My Answer: Those who are least connected with the rest of the world. It works just like an organism: when a leg, stomach, or arm are hurt, the pain is felt in the head. Hence, countries will try to move away from globalization. However, this won’t help them, because then they will stop developing. Without full communication and exchange, they will cease developing and regress to feudalism! Everyone will instinctively try to return to the past, but by doing so they will only slow down the process and receive even greater blows of fate. It’s like trying to sweep an illness under the rug by treating it incorrectly or taking sedatives instead of medication. After all, human society is a live organism!

Question: What kind of currency will remain?

My Answer: The post-crisis world will be radically new.

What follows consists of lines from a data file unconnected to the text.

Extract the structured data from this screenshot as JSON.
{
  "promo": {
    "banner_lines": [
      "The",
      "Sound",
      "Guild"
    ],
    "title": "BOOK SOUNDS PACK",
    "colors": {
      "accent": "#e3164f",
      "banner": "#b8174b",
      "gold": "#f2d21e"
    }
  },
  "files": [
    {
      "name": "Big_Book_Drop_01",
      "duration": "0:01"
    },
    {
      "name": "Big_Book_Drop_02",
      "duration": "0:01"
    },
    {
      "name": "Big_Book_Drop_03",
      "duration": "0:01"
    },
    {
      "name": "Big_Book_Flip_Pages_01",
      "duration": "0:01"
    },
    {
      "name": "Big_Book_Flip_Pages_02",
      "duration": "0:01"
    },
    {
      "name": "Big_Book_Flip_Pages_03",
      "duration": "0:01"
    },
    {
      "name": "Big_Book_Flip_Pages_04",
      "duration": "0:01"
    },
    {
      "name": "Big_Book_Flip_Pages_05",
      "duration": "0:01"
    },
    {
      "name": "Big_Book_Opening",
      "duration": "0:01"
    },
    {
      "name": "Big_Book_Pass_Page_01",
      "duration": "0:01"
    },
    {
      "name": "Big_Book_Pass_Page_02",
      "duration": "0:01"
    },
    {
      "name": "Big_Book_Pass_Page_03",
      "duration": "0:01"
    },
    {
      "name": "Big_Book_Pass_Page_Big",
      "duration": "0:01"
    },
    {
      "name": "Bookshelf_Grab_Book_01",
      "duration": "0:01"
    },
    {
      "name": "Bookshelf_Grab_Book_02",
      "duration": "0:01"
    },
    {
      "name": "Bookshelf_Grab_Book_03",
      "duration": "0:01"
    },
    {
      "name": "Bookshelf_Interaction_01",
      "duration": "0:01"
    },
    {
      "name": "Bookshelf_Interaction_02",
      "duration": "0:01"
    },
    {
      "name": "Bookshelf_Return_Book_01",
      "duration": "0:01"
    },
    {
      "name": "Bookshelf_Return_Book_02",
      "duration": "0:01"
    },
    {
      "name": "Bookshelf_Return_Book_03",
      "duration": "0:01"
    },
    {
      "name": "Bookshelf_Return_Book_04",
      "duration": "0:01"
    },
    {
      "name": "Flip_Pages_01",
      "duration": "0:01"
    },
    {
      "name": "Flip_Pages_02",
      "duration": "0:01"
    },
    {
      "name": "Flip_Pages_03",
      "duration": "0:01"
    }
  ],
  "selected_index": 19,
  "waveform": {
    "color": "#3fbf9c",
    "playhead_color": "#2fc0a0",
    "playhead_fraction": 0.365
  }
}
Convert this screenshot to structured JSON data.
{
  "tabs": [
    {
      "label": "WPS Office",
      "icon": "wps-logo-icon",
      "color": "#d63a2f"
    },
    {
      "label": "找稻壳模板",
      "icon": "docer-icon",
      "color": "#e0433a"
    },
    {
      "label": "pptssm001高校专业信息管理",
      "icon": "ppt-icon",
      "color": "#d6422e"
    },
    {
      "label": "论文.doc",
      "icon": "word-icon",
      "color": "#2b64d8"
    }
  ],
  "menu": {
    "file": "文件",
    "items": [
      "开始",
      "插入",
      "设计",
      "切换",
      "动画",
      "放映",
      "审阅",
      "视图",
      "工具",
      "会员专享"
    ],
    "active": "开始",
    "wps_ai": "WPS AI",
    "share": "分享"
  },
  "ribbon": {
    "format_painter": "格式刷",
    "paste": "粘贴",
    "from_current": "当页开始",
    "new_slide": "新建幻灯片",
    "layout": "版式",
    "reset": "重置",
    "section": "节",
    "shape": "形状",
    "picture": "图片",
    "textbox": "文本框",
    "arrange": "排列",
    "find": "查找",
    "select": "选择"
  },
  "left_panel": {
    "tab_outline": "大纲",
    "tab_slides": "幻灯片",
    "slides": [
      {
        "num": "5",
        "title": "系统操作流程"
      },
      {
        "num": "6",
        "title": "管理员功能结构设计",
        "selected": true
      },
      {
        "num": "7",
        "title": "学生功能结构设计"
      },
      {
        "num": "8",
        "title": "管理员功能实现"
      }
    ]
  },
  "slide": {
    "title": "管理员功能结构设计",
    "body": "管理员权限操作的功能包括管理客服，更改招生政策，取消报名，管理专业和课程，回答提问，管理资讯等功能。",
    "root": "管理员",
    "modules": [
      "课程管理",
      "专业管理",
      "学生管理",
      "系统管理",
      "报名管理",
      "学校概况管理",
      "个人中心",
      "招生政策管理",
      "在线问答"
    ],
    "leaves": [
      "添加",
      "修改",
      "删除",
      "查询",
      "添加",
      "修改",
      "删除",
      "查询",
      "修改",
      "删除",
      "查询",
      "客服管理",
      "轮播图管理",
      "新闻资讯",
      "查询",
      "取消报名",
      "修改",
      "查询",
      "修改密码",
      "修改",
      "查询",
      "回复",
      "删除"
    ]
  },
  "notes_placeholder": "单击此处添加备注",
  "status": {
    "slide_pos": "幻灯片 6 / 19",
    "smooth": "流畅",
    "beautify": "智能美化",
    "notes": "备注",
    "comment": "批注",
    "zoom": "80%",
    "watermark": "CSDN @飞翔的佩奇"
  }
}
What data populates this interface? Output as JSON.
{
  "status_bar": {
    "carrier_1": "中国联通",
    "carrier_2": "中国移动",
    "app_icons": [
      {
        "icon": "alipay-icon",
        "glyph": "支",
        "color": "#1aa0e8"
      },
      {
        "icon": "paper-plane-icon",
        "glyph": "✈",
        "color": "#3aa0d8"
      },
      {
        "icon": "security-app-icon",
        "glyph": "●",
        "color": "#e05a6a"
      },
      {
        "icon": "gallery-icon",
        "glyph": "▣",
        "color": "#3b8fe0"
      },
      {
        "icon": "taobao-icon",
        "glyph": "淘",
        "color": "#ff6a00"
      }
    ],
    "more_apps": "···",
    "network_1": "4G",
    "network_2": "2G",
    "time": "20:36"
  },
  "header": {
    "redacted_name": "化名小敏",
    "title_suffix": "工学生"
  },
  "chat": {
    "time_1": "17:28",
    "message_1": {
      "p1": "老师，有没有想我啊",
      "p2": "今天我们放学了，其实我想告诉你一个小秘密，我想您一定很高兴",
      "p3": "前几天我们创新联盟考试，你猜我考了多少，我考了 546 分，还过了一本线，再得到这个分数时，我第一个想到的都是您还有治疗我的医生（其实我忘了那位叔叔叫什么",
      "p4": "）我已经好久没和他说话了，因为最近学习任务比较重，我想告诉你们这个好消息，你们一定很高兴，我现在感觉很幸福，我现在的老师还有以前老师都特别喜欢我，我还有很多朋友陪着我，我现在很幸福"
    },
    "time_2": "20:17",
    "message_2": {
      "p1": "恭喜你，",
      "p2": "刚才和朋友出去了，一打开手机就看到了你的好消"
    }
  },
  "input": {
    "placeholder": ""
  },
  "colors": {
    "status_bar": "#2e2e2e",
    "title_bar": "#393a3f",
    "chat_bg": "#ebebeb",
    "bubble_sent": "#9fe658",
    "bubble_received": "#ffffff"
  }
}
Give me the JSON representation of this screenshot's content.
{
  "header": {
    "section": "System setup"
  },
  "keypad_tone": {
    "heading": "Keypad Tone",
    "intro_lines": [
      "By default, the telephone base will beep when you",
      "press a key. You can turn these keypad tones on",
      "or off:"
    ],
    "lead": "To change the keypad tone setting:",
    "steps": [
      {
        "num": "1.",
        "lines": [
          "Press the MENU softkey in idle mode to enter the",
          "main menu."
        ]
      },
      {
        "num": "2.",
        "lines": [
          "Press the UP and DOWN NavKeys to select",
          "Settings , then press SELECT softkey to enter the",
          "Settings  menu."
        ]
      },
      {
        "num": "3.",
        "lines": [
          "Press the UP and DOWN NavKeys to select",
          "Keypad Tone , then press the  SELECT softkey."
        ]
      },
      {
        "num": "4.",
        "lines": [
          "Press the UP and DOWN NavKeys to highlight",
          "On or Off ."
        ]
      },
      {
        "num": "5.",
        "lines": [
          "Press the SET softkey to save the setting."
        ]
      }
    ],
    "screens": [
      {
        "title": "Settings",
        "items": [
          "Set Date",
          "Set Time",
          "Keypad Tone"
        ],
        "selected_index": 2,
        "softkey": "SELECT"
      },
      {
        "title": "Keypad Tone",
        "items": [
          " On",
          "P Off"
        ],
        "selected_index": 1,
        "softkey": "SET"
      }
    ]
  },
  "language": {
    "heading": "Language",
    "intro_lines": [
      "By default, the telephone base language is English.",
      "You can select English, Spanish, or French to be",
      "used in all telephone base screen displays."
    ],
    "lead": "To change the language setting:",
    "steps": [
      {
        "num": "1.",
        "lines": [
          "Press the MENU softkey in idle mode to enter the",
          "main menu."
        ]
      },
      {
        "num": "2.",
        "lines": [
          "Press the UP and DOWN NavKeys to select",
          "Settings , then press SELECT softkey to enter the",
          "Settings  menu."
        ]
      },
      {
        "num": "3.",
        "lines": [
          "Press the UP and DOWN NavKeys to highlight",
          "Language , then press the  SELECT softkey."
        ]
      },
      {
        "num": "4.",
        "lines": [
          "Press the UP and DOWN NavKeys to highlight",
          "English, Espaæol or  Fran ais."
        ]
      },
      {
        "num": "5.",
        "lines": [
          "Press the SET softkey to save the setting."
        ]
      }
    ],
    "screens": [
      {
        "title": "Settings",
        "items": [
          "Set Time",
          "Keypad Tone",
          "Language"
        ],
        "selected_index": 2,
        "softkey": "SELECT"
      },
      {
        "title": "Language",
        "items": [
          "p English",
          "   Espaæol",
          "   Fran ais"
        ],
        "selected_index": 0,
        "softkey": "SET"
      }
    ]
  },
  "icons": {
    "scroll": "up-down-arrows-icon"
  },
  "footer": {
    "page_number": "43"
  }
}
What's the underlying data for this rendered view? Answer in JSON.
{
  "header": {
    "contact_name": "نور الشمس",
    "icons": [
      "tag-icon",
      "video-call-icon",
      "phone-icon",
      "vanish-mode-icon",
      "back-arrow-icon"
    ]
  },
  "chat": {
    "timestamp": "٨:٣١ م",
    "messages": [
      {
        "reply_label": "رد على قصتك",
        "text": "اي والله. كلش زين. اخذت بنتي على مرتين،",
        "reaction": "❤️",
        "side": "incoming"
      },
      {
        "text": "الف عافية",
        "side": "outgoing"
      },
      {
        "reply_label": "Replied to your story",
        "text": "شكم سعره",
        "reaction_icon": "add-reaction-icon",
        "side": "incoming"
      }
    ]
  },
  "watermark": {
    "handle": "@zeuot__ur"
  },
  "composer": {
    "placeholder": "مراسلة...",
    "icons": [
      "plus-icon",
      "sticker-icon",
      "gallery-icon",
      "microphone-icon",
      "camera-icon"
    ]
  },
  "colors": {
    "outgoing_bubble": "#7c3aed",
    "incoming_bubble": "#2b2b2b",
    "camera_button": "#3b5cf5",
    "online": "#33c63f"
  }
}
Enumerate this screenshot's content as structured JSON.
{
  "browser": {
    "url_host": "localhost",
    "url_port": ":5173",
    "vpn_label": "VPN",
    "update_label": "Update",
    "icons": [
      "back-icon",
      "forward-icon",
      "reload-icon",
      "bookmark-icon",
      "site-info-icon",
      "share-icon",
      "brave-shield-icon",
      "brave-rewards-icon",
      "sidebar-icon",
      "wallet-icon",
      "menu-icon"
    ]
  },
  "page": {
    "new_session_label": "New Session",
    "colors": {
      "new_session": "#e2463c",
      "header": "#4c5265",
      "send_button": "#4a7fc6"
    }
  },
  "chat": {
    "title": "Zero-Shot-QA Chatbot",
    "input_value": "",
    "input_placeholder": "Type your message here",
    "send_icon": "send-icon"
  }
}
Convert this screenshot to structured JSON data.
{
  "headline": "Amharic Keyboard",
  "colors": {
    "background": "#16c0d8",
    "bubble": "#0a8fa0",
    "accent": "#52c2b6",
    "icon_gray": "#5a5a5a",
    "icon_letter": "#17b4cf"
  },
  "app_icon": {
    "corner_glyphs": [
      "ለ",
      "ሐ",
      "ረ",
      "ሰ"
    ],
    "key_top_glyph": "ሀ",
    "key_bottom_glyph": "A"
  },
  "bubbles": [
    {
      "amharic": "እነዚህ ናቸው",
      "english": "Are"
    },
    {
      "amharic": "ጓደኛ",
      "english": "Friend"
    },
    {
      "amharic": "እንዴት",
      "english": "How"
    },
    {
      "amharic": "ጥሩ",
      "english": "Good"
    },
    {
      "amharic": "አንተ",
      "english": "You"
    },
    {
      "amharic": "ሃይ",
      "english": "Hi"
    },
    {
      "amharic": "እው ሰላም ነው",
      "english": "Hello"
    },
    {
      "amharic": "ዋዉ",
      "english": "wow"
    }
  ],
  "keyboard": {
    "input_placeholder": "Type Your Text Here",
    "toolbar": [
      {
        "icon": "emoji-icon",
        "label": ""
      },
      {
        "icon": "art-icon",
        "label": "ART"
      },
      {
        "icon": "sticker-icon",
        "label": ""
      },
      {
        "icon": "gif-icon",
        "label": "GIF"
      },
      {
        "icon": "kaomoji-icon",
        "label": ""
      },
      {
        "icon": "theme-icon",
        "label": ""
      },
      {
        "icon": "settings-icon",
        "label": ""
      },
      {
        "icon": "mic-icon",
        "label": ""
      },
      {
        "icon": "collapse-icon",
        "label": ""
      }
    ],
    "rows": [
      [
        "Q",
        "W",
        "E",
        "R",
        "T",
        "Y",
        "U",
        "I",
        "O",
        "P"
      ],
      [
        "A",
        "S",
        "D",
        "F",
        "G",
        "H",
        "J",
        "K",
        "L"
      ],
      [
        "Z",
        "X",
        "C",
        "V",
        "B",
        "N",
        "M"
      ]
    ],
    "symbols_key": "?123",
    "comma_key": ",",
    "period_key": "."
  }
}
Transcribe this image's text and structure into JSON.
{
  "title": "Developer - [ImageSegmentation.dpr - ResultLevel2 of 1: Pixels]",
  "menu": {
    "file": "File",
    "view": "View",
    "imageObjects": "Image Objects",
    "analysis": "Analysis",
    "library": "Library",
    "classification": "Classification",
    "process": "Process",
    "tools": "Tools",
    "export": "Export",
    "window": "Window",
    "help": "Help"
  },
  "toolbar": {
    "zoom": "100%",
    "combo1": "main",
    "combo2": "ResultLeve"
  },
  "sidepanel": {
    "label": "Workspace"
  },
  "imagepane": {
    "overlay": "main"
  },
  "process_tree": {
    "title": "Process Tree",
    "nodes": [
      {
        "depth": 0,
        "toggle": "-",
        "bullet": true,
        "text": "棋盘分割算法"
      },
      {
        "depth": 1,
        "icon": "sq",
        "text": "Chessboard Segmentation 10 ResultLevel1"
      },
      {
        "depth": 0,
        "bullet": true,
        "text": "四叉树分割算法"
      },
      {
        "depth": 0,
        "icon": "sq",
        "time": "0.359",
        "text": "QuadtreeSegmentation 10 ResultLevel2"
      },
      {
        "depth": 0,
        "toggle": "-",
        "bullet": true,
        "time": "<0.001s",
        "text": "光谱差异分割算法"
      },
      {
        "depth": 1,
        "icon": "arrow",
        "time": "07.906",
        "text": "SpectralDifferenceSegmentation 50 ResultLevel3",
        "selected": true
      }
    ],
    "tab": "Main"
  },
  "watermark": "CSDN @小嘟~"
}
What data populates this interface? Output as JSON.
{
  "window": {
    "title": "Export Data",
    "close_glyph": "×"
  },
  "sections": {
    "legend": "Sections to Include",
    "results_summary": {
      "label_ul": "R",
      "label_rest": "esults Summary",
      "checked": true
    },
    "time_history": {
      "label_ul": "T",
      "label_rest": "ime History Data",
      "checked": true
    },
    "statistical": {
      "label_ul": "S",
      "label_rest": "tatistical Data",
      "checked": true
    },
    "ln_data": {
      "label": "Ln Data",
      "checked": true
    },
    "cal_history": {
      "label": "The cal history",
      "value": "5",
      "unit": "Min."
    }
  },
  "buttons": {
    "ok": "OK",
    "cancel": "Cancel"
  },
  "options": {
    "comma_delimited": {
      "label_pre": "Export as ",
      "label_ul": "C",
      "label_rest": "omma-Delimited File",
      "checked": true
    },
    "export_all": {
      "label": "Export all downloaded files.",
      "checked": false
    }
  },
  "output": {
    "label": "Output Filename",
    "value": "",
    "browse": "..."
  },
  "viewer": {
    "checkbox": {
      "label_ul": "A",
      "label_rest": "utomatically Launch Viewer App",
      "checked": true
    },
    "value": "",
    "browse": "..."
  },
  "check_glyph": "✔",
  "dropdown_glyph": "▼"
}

Nevertheless, the United States has accumulated such great scientific and technological potential, and such an exceptional industrial base, that it will remain the world leader - the largest economy in the world. Even though it will fall more than any other country, when it comes to the numbers, people will still have enough to live (compared to others).

Everything will crash, with the exception of the American high-tech industry. The United States will begin real production; it will return to it from abroad, from China. This will cause foreign countries and China to “fall.”

Question: Why are everyone so afraid of the financial crisis? I personally don’t feel afraid.

My Answer: All previous financial crises were different – understandable and not general. However, this one is global; it is happening all over the world and it is unlike any previous financial crisis. There are no known remedies to eliminate it. People are trying to do the same thing they did in previous financial crises - to help the banks, but nothing will help. The situation will force them to reveal the true cause of the financial crisis: that the egoistic attitudes of the parts of a closed system bring about the system’s destruction.

Regardless of how our attempts to explain the true cause of the financial crisis are received, we should not despair and continue fulfilling our duty. We can only accelerate the world’s understanding of the cause of the financial crisis and the method of correction. It takes patience, but the suffering, attempts, and failures will teach people, forcing them to heed what we are saying.

Here’s a concise explanation of the crisis, including its causes and correction: